The entries below contain pictures. Retype everything except those pictures, exactly as given.
════════
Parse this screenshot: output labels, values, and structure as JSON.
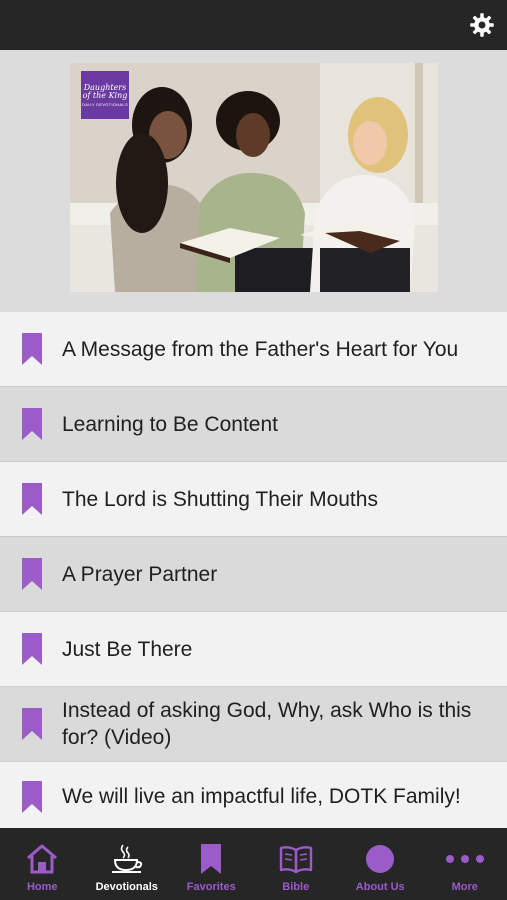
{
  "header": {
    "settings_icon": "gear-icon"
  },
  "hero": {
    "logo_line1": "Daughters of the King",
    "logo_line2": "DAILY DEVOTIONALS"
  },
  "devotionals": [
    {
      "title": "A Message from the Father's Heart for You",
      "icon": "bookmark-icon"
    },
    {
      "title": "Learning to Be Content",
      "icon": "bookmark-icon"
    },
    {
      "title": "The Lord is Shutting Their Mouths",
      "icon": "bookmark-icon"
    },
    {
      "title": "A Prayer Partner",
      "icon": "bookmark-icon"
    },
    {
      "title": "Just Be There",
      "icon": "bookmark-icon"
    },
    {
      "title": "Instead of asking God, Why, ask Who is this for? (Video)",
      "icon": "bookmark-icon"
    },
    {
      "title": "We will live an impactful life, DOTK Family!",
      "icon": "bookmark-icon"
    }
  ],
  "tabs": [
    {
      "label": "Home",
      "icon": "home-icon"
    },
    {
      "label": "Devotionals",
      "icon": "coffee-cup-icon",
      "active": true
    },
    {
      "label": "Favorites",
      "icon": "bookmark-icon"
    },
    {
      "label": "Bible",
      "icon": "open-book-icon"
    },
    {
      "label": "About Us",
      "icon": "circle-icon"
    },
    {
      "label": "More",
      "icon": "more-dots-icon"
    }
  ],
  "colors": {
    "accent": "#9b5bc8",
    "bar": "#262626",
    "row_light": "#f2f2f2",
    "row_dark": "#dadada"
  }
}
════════
RESULT FOR THIS EXERCISE:
Parse this screenshot: output labels, values, and structure as JSON.
{
  "header": {
    "settings_icon": "gear-icon"
  },
  "hero": {
    "logo_line1": "Daughters of the King",
    "logo_line2": "DAILY DEVOTIONALS"
  },
  "devotionals": [
    {
      "title": "A Message from the Father's Heart for You",
      "icon": "bookmark-icon"
    },
    {
      "title": "Learning to Be Content",
      "icon": "bookmark-icon"
    },
    {
      "title": "The Lord is Shutting Their Mouths",
      "icon": "bookmark-icon"
    },
    {
      "title": "A Prayer Partner",
      "icon": "bookmark-icon"
    },
    {
      "title": "Just Be There",
      "icon": "bookmark-icon"
    },
    {
      "title": "Instead of asking God, Why, ask Who is this for? (Video)",
      "icon": "bookmark-icon"
    },
    {
      "title": "We will live an impactful life, DOTK Family!",
      "icon": "bookmark-icon"
    }
  ],
  "tabs": [
    {
      "label": "Home",
      "icon": "home-icon"
    },
    {
      "label": "Devotionals",
      "icon": "coffee-cup-icon",
      "active": true
    },
    {
      "label": "Favorites",
      "icon": "bookmark-icon"
    },
    {
      "label": "Bible",
      "icon": "open-book-icon"
    },
    {
      "label": "About Us",
      "icon": "circle-icon"
    },
    {
      "label": "More",
      "icon": "more-dots-icon"
    }
  ],
  "colors": {
    "accent": "#9b5bc8",
    "bar": "#262626",
    "row_light": "#f2f2f2",
    "row_dark": "#dadada"
  }
}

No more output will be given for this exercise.